When it comes to manufacturing, forging is a process that is often compared. Both can be used to create a variety of parts and components, but there are distinct differences between the two. To choose the proper process for your project, you should understand the advantages and disadvantages of each. Let’s take a closer look at forging vs. machining.
5 Advantages of Forging
Forging is a metalworking process in which metal is heated until it is pliable and then formed into various shapes using dies, hammers, presses, or other tools. One of the primary advantages of forging over machining is that it can produce stronger parts with more excellent impact resistance than those achieved through machining operations. The process also allows for better grain flow throughout the region since it is worked from the inside out; this helps reduce defects and improve product quality. Additionally, parts forged from one material may be welded together with claims made from another without compromising their strength or integrity.
Forging can increase the strength of a metal object by aligning the grain of the metal in the same direction. This process is known as grain flow, making the metal stronger and less likely to break under stress.
Forging can also improve the durability of a metal object by making it more resistant to wear and tear. This is because forging creates a denser metal less likely to be damaged by repeated use.
Forging can also enhance the aesthetics of a metal object by creating a smoother surface finish. This is because forging eliminates any imperfections in the metal, resulting in a more polished and professional piece.
Forging also allows for greater precision when creating metal objects. This is because forge shops have more control over the shape of the metal during the forging process. As such, they can make more precise pieces with tighter tolerances.
Finally, forging can often be done at lower costs than other manufacturing processes. This is because forgings do not require as much material to be removed during the manufacturing process, which reduces waste and saves on overall production costs.
5 Disadvantages of Forging

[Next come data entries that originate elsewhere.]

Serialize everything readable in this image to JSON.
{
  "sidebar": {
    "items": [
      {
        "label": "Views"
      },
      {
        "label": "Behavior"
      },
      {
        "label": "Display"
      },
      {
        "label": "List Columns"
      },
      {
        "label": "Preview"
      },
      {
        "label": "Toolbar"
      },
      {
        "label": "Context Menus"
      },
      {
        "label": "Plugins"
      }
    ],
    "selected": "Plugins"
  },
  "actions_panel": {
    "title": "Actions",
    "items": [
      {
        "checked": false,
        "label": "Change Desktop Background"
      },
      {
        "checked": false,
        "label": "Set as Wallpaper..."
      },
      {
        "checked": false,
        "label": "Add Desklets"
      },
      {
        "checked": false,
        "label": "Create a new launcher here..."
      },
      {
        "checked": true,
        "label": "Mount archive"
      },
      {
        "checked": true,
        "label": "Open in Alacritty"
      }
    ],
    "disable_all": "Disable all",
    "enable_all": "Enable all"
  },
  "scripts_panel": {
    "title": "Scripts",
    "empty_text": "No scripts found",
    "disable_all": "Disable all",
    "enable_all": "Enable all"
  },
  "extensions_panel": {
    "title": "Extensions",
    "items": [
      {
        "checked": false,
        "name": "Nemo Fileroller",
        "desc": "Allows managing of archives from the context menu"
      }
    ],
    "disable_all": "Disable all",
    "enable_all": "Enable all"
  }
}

The most significant disadvantage of forging, as opposed to machining, is that it requires much more energy and time than it does. This means that production costs can be higher, making it difficult for small businesses to afford the process in some cases. Not all metals can be forged; only certain materials, such as steel and aluminum, will respond well to this type of metalworking process. Finally, since forging involves heating metal to mold it into shape, additional safety concerns may be associated with this type of operation that must be considered during production planning.

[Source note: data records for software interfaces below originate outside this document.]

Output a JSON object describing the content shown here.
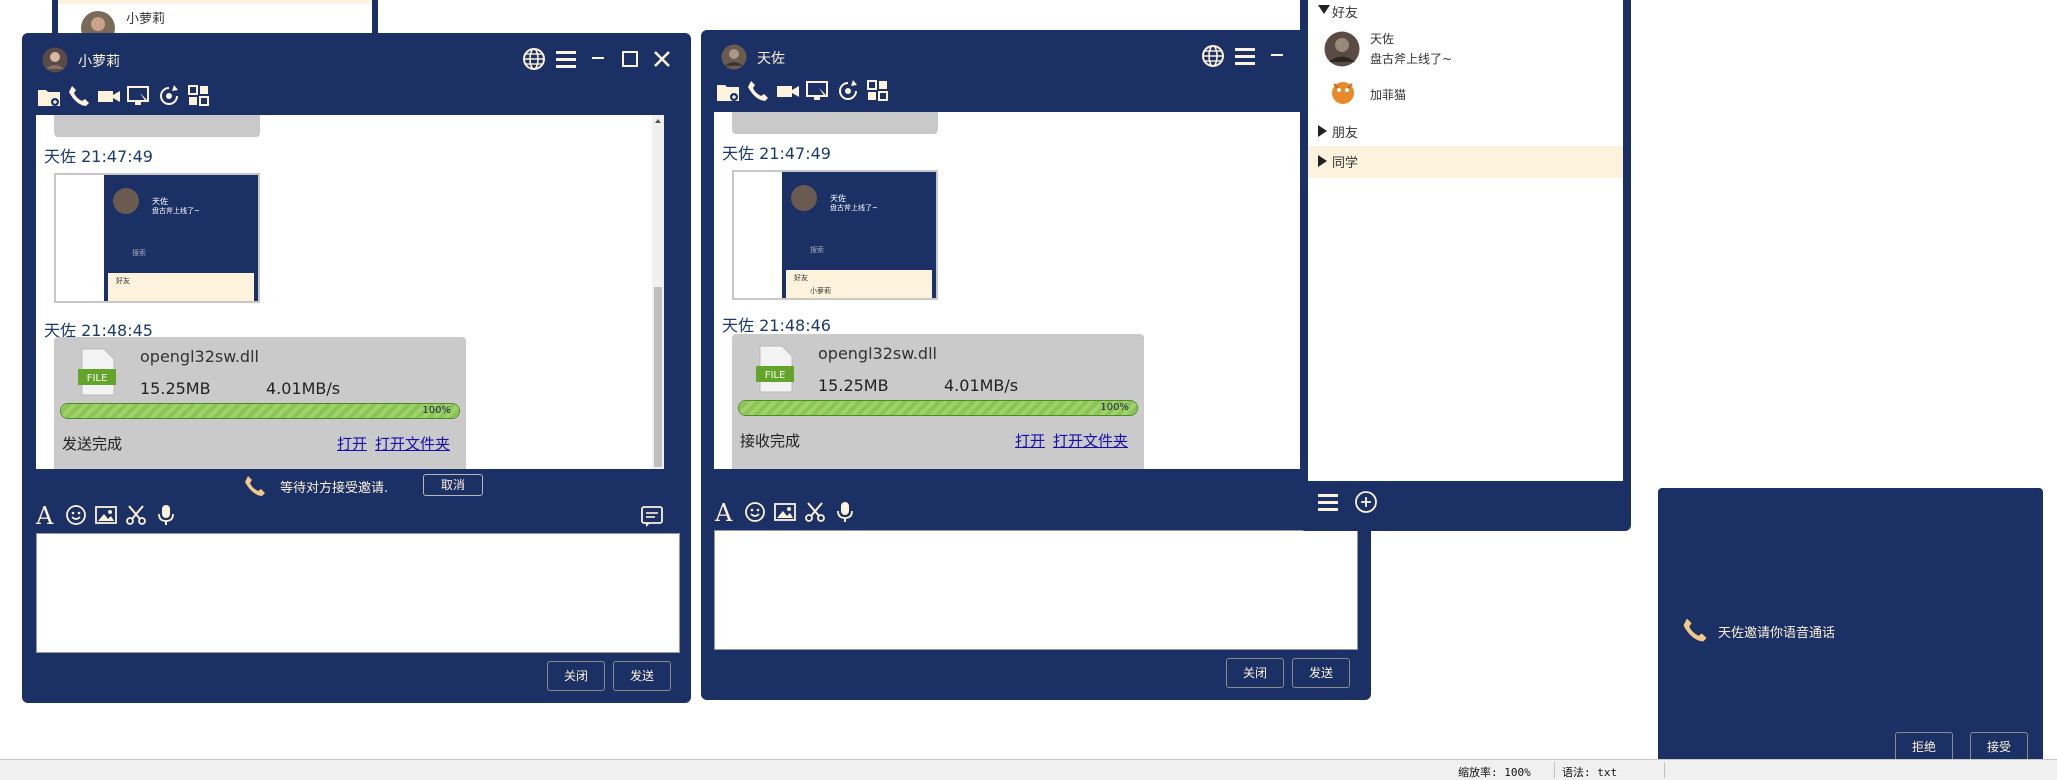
{
  "background_window": {
    "contact_name": "小萝莉"
  },
  "chat_left": {
    "title": "小萝莉",
    "messages": [
      {
        "sender_time": "天佐 21:47:49"
      },
      {
        "sender_time": "天佐 21:48:45"
      }
    ],
    "file": {
      "name": "opengl32sw.dll",
      "size": "15.25MB",
      "speed": "4.01MB/s",
      "progress_label": "100%",
      "progress": 1.0,
      "status": "发送完成",
      "open_label": "打开",
      "open_folder_label": "打开文件夹",
      "badge": "FILE"
    },
    "call_status": "等待对方接受邀请.",
    "cancel_label": "取消",
    "close_label": "关闭",
    "send_label": "发送"
  },
  "chat_right": {
    "title": "天佐",
    "messages": [
      {
        "sender_time": "天佐 21:47:49"
      },
      {
        "sender_time": "天佐 21:48:46"
      }
    ],
    "file": {
      "name": "opengl32sw.dll",
      "size": "15.25MB",
      "speed": "4.01MB/s",
      "progress_label": "100%",
      "progress": 1.0,
      "status": "接收完成",
      "open_label": "打开",
      "open_folder_label": "打开文件夹",
      "badge": "FILE"
    },
    "close_label": "关闭",
    "send_label": "发送"
  },
  "thumbnail": {
    "name": "天佐",
    "signature": "盘古斧上线了~",
    "search": "搜索",
    "group": "好友",
    "contact": "小萝莉"
  },
  "friends": {
    "groups": [
      {
        "name": "好友",
        "expanded": true
      },
      {
        "name": "朋友",
        "expanded": false
      },
      {
        "name": "同学",
        "expanded": false
      }
    ],
    "contacts": [
      {
        "name": "天佐",
        "signature": "盘古斧上线了~"
      },
      {
        "name": "加菲猫",
        "signature": ""
      }
    ]
  },
  "invite": {
    "message": "天佐邀请你语音通话",
    "reject_label": "拒绝",
    "accept_label": "接受"
  },
  "status_bar": {
    "zoom": "缩放率: 100%",
    "syntax": "语法: txt"
  },
  "colors": {
    "navy": "#1b3064",
    "cream": "#fdf3dc",
    "progress_green": "#8ac456"
  }
}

- Forging can be a complicated process if proper safety precautions are not taken.
- Forging can be a time-consuming process, as it often requires multiple steps.

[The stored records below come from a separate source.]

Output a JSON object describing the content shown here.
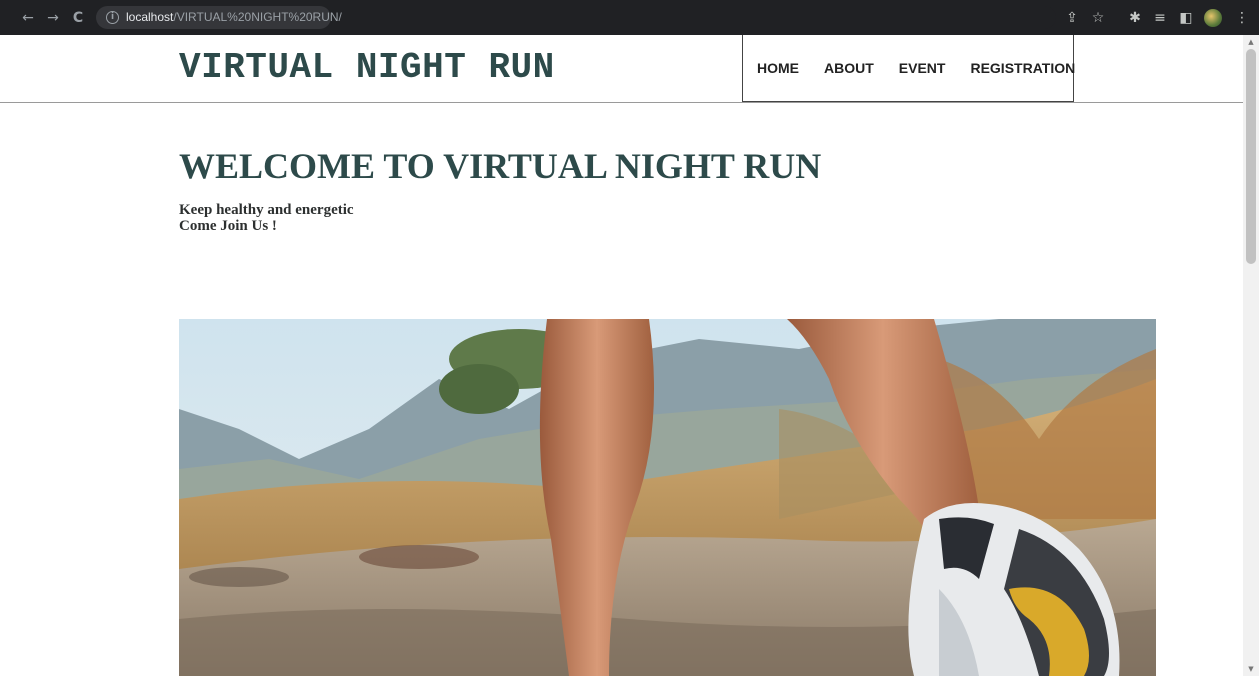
{
  "browser": {
    "url_host": "localhost",
    "url_path": "/VIRTUAL%20NIGHT%20RUN/",
    "icons": [
      "back-arrow-icon",
      "forward-arrow-icon",
      "reload-icon",
      "info-icon",
      "share-icon",
      "star-icon",
      "extensions-icon",
      "reading-list-icon",
      "side-panel-icon",
      "profile-avatar-icon",
      "more-menu-icon"
    ]
  },
  "header": {
    "title": "VIRTUAL NIGHT RUN",
    "nav": [
      {
        "label": "HOME"
      },
      {
        "label": "ABOUT"
      },
      {
        "label": "EVENT"
      },
      {
        "label": "REGISTRATION"
      }
    ]
  },
  "hero": {
    "heading": "WELCOME TO VIRTUAL NIGHT RUN",
    "line1": "Keep healthy and energetic",
    "line2": "Come Join Us !"
  },
  "colors": {
    "title": "#2d4a4a",
    "chrome": "#202124"
  }
}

- Forged products can be more expensive than those made with other methods.
- Forged products may be more robust than those made with other methods.
- Forging can produce harmful emissions if proper safety precautions are not taken.
When deciding between forging for your project needs, consider both the advantages and disadvantages of each method before deciding. Forging offers superior strength and grain flow but requires more energy and time, while machining provides higher precision but has limited material options. Ultimately though, both processes have their place when manufacturing parts, so explore all your options carefully before settling on one method over another!